Aim of the task — Please copy every record below exactly, but leave the pictures out.

Records for the exercise —
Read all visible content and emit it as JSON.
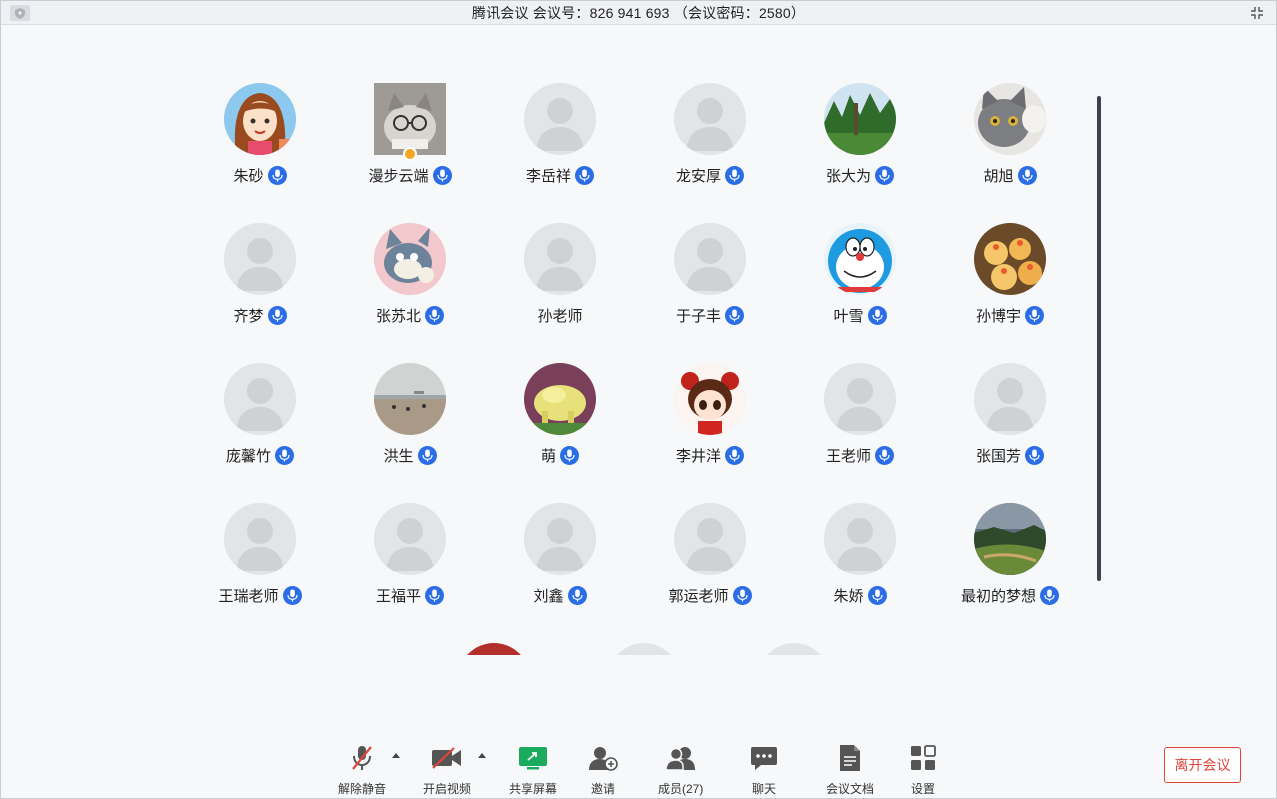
{
  "window": {
    "title": "腾讯会议  会议号：826 941 693 （会议密码：2580）"
  },
  "participants": [
    [
      {
        "name": "朱砂",
        "avatar": "girl-cartoon-avatar"
      },
      {
        "name": "漫步云端",
        "avatar": "cat-glasses-avatar",
        "host": true
      },
      {
        "name": "李岳祥",
        "avatar": "default-avatar"
      },
      {
        "name": "龙安厚",
        "avatar": "default-avatar"
      },
      {
        "name": "张大为",
        "avatar": "forest-photo-avatar"
      },
      {
        "name": "胡旭",
        "avatar": "grey-cat-avatar"
      }
    ],
    [
      {
        "name": "齐梦",
        "avatar": "default-avatar"
      },
      {
        "name": "张苏北",
        "avatar": "tom-cat-avatar"
      },
      {
        "name": "孙老师",
        "avatar": "default-avatar",
        "no_mic": true
      },
      {
        "name": "于子丰",
        "avatar": "default-avatar"
      },
      {
        "name": "叶雪",
        "avatar": "doraemon-avatar"
      },
      {
        "name": "孙博宇",
        "avatar": "cupcakes-avatar"
      }
    ],
    [
      {
        "name": "庞馨竹",
        "avatar": "default-avatar"
      },
      {
        "name": "洪生",
        "avatar": "beach-photo-avatar"
      },
      {
        "name": "萌",
        "avatar": "toy-photo-avatar"
      },
      {
        "name": "李井洋",
        "avatar": "chinese-girl-avatar"
      },
      {
        "name": "王老师",
        "avatar": "default-avatar"
      },
      {
        "name": "张国芳",
        "avatar": "default-avatar"
      }
    ],
    [
      {
        "name": "王瑞老师",
        "avatar": "default-avatar"
      },
      {
        "name": "王福平",
        "avatar": "default-avatar"
      },
      {
        "name": "刘鑫",
        "avatar": "default-avatar"
      },
      {
        "name": "郭运老师",
        "avatar": "default-avatar"
      },
      {
        "name": "朱娇",
        "avatar": "default-avatar"
      },
      {
        "name": "最初的梦想",
        "avatar": "landscape-photo-avatar"
      }
    ]
  ],
  "toolbar": {
    "unmute": "解除静音",
    "start_video": "开启视频",
    "share_screen": "共享屏幕",
    "invite": "邀请",
    "members": "成员(27)",
    "chat": "聊天",
    "docs": "会议文档",
    "settings": "设置",
    "leave": "离开会议"
  },
  "colors": {
    "accent_blue": "#2b6de5",
    "share_green": "#1aab5f",
    "leave_red": "#e0453a",
    "muted_red": "#e0453a"
  }
}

Output below —
Read all visible content and emit it as JSON.
{
  "window": {
    "title": "腾讯会议  会议号：826 941 693 （会议密码：2580）"
  },
  "participants": [
    [
      {
        "name": "朱砂",
        "avatar": "girl-cartoon-avatar"
      },
      {
        "name": "漫步云端",
        "avatar": "cat-glasses-avatar",
        "host": true
      },
      {
        "name": "李岳祥",
        "avatar": "default-avatar"
      },
      {
        "name": "龙安厚",
        "avatar": "default-avatar"
      },
      {
        "name": "张大为",
        "avatar": "forest-photo-avatar"
      },
      {
        "name": "胡旭",
        "avatar": "grey-cat-avatar"
      }
    ],
    [
      {
        "name": "齐梦",
        "avatar": "default-avatar"
      },
      {
        "name": "张苏北",
        "avatar": "tom-cat-avatar"
      },
      {
        "name": "孙老师",
        "avatar": "default-avatar",
        "no_mic": true
      },
      {
        "name": "于子丰",
        "avatar": "default-avatar"
      },
      {
        "name": "叶雪",
        "avatar": "doraemon-avatar"
      },
      {
        "name": "孙博宇",
        "avatar": "cupcakes-avatar"
      }
    ],
    [
      {
        "name": "庞馨竹",
        "avatar": "default-avatar"
      },
      {
        "name": "洪生",
        "avatar": "beach-photo-avatar"
      },
      {
        "name": "萌",
        "avatar": "toy-photo-avatar"
      },
      {
        "name": "李井洋",
        "avatar": "chinese-girl-avatar"
      },
      {
        "name": "王老师",
        "avatar": "default-avatar"
      },
      {
        "name": "张国芳",
        "avatar": "default-avatar"
      }
    ],
    [
      {
        "name": "王瑞老师",
        "avatar": "default-avatar"
      },
      {
        "name": "王福平",
        "avatar": "default-avatar"
      },
      {
        "name": "刘鑫",
        "avatar": "default-avatar"
      },
      {
        "name": "郭运老师",
        "avatar": "default-avatar"
      },
      {
        "name": "朱娇",
        "avatar": "default-avatar"
      },
      {
        "name": "最初的梦想",
        "avatar": "landscape-photo-avatar"
      }
    ]
  ],
  "toolbar": {
    "unmute": "解除静音",
    "start_video": "开启视频",
    "share_screen": "共享屏幕",
    "invite": "邀请",
    "members": "成员(27)",
    "chat": "聊天",
    "docs": "会议文档",
    "settings": "设置",
    "leave": "离开会议"
  },
  "colors": {
    "accent_blue": "#2b6de5",
    "share_green": "#1aab5f",
    "leave_red": "#e0453a",
    "muted_red": "#e0453a"
  }
}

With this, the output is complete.